- **ASSIGNMENT**:
Looking at the entries underneath, work out how many lines contain "this". Write only that number.

Records from a collection:
= Beginning of Section =
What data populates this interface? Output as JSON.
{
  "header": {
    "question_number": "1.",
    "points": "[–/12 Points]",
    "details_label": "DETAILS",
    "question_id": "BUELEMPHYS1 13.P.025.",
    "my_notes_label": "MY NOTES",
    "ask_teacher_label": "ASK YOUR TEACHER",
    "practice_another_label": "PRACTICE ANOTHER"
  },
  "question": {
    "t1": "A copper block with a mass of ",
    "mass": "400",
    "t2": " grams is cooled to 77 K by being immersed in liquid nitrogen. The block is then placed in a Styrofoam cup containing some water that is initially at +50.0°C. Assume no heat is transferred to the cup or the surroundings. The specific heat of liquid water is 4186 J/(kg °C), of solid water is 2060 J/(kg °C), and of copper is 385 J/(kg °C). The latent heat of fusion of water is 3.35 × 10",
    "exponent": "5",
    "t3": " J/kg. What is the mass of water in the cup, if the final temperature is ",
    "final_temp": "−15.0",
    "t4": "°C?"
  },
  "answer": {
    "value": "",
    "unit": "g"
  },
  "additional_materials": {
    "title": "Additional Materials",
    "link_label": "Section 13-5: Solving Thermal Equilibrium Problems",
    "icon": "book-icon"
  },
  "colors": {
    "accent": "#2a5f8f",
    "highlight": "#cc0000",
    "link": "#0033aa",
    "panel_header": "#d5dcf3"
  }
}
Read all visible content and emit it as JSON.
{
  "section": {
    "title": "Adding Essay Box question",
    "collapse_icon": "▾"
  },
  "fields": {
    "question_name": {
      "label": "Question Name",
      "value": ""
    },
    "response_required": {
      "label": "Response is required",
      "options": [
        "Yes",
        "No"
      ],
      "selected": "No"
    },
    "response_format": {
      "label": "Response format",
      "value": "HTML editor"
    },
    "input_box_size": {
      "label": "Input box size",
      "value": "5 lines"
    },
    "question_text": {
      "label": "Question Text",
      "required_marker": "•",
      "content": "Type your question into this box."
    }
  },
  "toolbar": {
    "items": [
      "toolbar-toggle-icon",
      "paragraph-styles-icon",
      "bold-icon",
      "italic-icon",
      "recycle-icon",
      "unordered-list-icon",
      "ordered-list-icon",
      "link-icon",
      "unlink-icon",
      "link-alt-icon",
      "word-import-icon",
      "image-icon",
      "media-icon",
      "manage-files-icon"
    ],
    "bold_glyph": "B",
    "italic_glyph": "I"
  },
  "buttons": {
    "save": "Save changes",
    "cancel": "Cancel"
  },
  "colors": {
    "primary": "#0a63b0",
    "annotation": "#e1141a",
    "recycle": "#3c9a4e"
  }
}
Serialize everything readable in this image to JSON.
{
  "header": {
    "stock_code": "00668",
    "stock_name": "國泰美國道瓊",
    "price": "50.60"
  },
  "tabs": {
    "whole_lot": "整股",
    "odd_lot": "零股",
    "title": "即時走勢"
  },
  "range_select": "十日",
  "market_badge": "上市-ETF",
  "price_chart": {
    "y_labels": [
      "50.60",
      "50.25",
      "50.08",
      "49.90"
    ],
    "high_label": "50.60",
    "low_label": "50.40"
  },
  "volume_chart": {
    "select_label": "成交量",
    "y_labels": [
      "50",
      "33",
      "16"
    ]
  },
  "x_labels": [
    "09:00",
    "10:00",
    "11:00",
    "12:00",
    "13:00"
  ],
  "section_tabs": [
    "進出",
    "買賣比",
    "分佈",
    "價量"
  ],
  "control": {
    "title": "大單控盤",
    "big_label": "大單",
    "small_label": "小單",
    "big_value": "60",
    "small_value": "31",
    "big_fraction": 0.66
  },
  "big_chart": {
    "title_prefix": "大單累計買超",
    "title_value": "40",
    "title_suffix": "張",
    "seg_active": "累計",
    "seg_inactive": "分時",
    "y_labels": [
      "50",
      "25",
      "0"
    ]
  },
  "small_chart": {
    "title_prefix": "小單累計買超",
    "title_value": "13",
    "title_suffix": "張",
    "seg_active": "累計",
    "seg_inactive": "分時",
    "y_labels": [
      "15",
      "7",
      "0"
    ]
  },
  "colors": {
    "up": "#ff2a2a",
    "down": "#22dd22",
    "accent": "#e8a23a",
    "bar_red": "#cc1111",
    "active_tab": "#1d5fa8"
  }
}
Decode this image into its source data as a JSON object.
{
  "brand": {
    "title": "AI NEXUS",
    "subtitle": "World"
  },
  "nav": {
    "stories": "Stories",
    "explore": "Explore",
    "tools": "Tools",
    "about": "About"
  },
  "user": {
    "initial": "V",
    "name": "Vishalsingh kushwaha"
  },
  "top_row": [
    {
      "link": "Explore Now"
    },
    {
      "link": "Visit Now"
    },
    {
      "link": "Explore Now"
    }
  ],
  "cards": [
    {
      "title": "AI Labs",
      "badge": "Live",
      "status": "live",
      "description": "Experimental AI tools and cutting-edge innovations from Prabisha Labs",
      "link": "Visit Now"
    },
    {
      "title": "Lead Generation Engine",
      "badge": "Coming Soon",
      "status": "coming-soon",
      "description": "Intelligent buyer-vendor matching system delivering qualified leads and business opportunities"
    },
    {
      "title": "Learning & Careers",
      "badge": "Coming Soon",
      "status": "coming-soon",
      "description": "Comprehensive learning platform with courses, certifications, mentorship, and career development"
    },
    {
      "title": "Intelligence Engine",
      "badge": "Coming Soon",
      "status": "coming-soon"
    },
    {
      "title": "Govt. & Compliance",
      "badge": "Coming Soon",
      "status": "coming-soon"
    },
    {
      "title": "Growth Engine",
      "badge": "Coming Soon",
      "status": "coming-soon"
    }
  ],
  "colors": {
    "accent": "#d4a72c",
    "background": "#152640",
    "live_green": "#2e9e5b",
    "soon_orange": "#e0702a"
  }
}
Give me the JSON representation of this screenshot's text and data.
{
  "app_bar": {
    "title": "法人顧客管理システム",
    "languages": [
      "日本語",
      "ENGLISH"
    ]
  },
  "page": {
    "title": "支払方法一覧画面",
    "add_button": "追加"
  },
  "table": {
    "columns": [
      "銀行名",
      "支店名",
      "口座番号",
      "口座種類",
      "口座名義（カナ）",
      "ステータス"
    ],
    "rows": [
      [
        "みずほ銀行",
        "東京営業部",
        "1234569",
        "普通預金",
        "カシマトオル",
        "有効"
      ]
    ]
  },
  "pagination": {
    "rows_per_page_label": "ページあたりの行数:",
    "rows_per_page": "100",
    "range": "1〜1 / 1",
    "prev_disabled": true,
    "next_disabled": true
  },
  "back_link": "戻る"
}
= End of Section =
- **SOLVED EXERCISE**:
5